> STORED DATA:
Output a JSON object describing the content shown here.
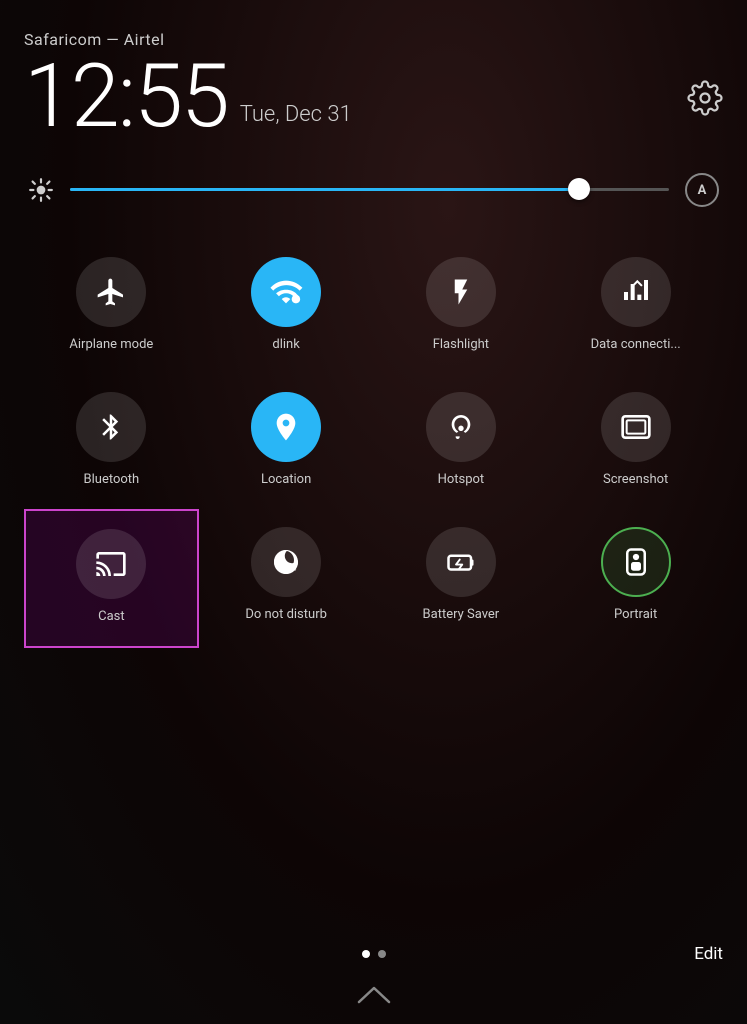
{
  "header": {
    "carrier": "Safaricom — Airtel",
    "time": "12:55",
    "date": "Tue, Dec 31"
  },
  "brightness": {
    "auto_label": "A",
    "value": 85
  },
  "quickSettings": {
    "items": [
      {
        "id": "airplane-mode",
        "label": "Airplane mode",
        "active": false,
        "icon": "airplane"
      },
      {
        "id": "wifi",
        "label": "dlink",
        "active": true,
        "icon": "wifi"
      },
      {
        "id": "flashlight",
        "label": "Flashlight",
        "active": false,
        "icon": "flashlight"
      },
      {
        "id": "data-connection",
        "label": "Data connecti...",
        "active": false,
        "icon": "data"
      },
      {
        "id": "bluetooth",
        "label": "Bluetooth",
        "active": false,
        "icon": "bluetooth"
      },
      {
        "id": "location",
        "label": "Location",
        "active": true,
        "icon": "location"
      },
      {
        "id": "hotspot",
        "label": "Hotspot",
        "active": false,
        "icon": "hotspot"
      },
      {
        "id": "screenshot",
        "label": "Screenshot",
        "active": false,
        "icon": "screenshot"
      },
      {
        "id": "cast",
        "label": "Cast",
        "active": false,
        "icon": "cast",
        "highlighted": true
      },
      {
        "id": "do-not-disturb",
        "label": "Do not disturb",
        "active": false,
        "icon": "dnd"
      },
      {
        "id": "battery-saver",
        "label": "Battery Saver",
        "active": false,
        "icon": "battery-saver"
      },
      {
        "id": "portrait",
        "label": "Portrait",
        "active": false,
        "icon": "portrait"
      }
    ]
  },
  "bottom": {
    "edit_label": "Edit",
    "dots": [
      {
        "active": true
      },
      {
        "active": false
      }
    ]
  }
}
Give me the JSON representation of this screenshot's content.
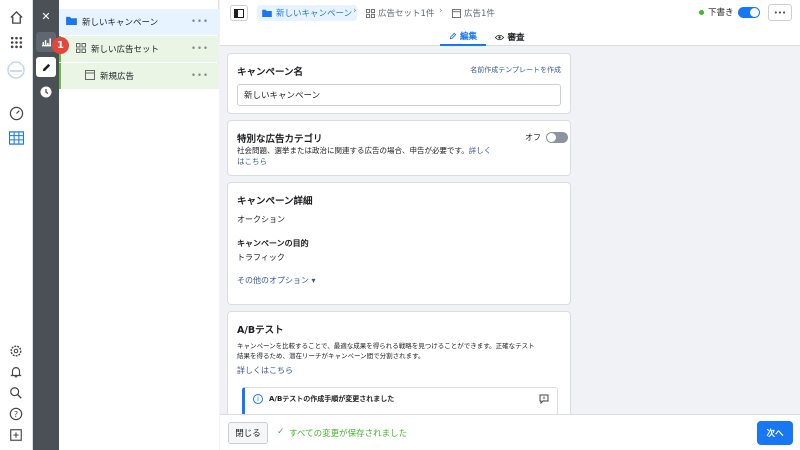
{
  "tools": {
    "badge": "1"
  },
  "tree": {
    "campaign": "新しいキャンペーン",
    "adset": "新しい広告セット",
    "ad": "新規広告",
    "more": "•••"
  },
  "topbar": {
    "breadcrumb": [
      "新しいキャンペーン",
      "広告セット1件",
      "広告1件"
    ],
    "draft_label": "下書き",
    "more": "•••",
    "tabs": {
      "edit": "編集",
      "review": "審査"
    }
  },
  "campaign_name": {
    "title": "キャンペーン名",
    "template_link": "名前作成テンプレートを作成",
    "value": "新しいキャンペーン"
  },
  "special_category": {
    "title": "特別な広告カテゴリ",
    "toggle_label": "オフ",
    "description": "社会問題、選挙または政治に関連する広告の場合、申告が必要です。",
    "learn_more_1": "詳しく",
    "learn_more_2": "はこちら"
  },
  "details": {
    "title": "キャンペーン詳細",
    "buying_type": "オークション",
    "objective_label": "キャンペーンの目的",
    "objective_value": "トラフィック",
    "more_options": "その他のオプション ▾"
  },
  "ab_test": {
    "title": "A/Bテスト",
    "description_1": "キャンペーンを比較することで、最適な成果を得られる戦略を見つけることができます。正確なテスト",
    "description_2": "結果を得るため、潜在リーチがキャンペーン間で分割されます。",
    "learn_more": "詳しくはこちら",
    "notice_title": "A/Bテストの作成手順が変更されました"
  },
  "bottombar": {
    "close": "閉じる",
    "saved": "すべての変更が保存されました",
    "next": "次へ"
  },
  "colors": {
    "accent": "#1877f2",
    "green": "#42b72a",
    "selected_bg": "#e7f3ff",
    "tree_green": "#ebf5e6"
  }
}
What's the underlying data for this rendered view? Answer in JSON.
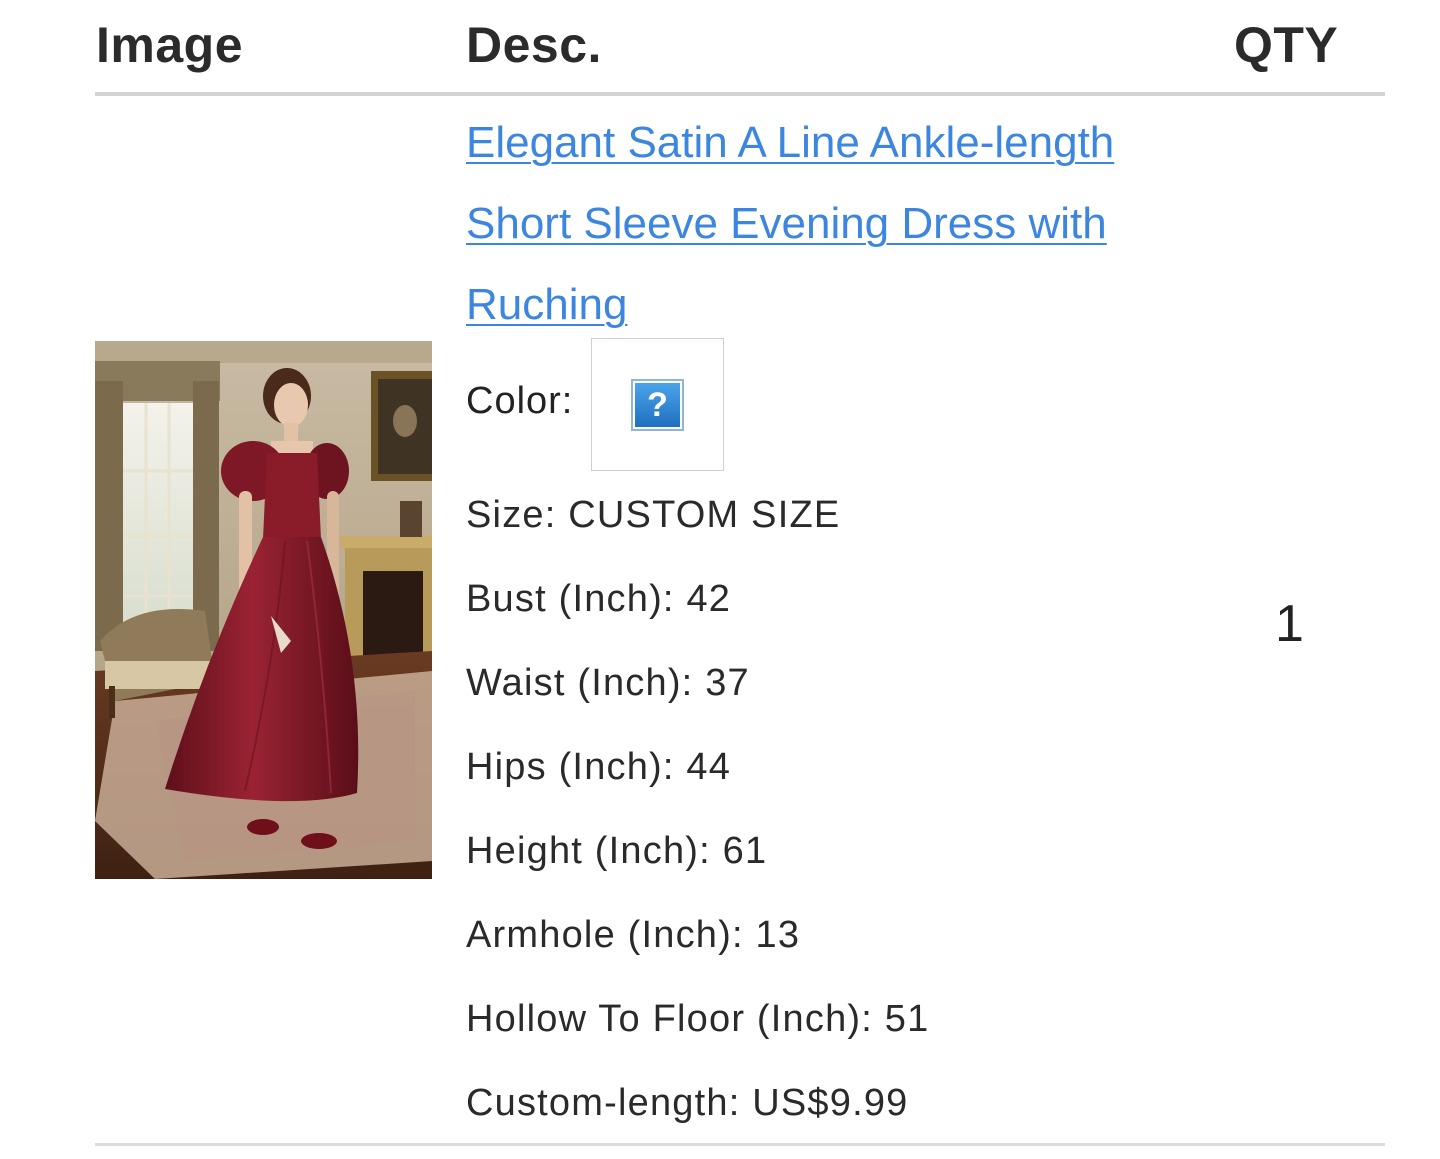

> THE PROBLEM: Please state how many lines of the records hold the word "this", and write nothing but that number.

> THE COMPLETED TASK: 2